  2. What is already done? How can you stand out? (black orange juice carton). This is where research pays off. Knowing what you don’t want to do can be just as or more valuable than knowing what you want to do. Constraints help define the arena of creativity.
  3. Do you have an existing brand or style guide?
  4. Does your infographic have a theme? A successful one I saw recently used the idea of Rockets and a fun futuristic space city. This theme supported the overall idea that marketers needed to update their tools and could have fun doing it.
  5. What is the mood you want to convey? I was reminded of this gem by a fellow designer when we were talking about color themes. She is right – color more than anything else in your design conveys mood. Consider films and tv shows. Horror movies use a lot of fake red blood. Romance scenes use soft lighting and warm tones.  SciFi uses a lot of night time shots, shadows, weird lighting and shots of bright or neon colors. You can do the same to set the mood for your design.

 

Even More Color Resources
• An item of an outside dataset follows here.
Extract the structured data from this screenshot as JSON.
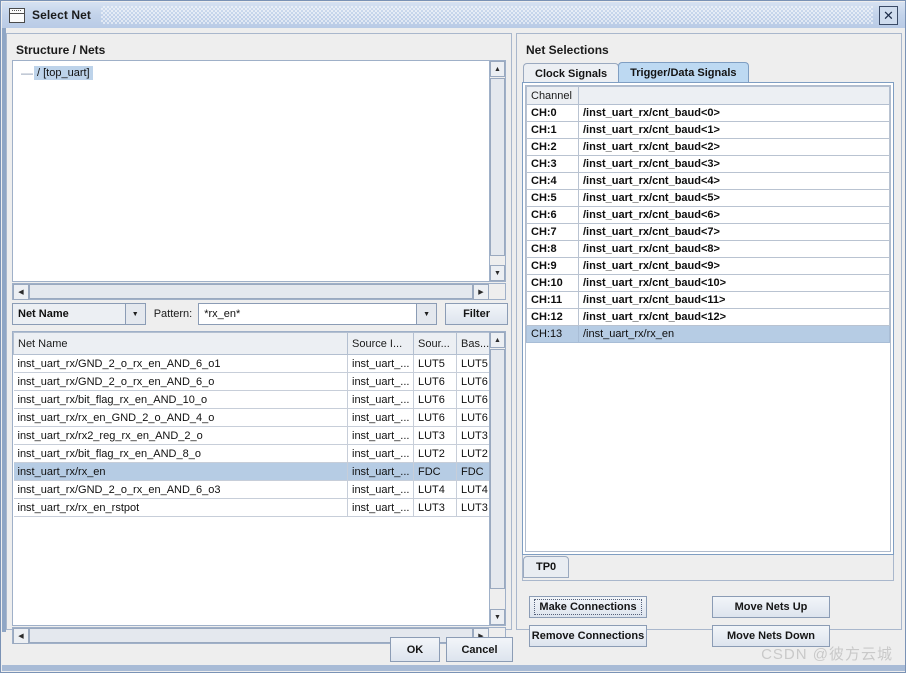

Color – Messages & Meanings: A PANTONE Color Resource by Leatrice Eiseman

I have worn my copy of this book out so much the binding is cracked and the pages are falling out. The print version is the only way to go. With it, you get a huge range of ready made color groupings and each major color group with selections from the Pantone color books and explanations about the history and meaning of the color family. This is an amazing resource for any creative.

 

Colour Lovers: http://www.colourlovers.com

A social way to see what palettes others have made and create and share your own palettes and themes.

 

Next time we will take a deeper look at color theory and look at why it matters when producing infographics. I’ll also share everyday tips on using color in print and on screen. We’ll also explore how to troubleshoot color calibration so the colors on your screen and the colors on your printer are the same. Or at least calibrated so they really are the same whether they look that way to your naked eye.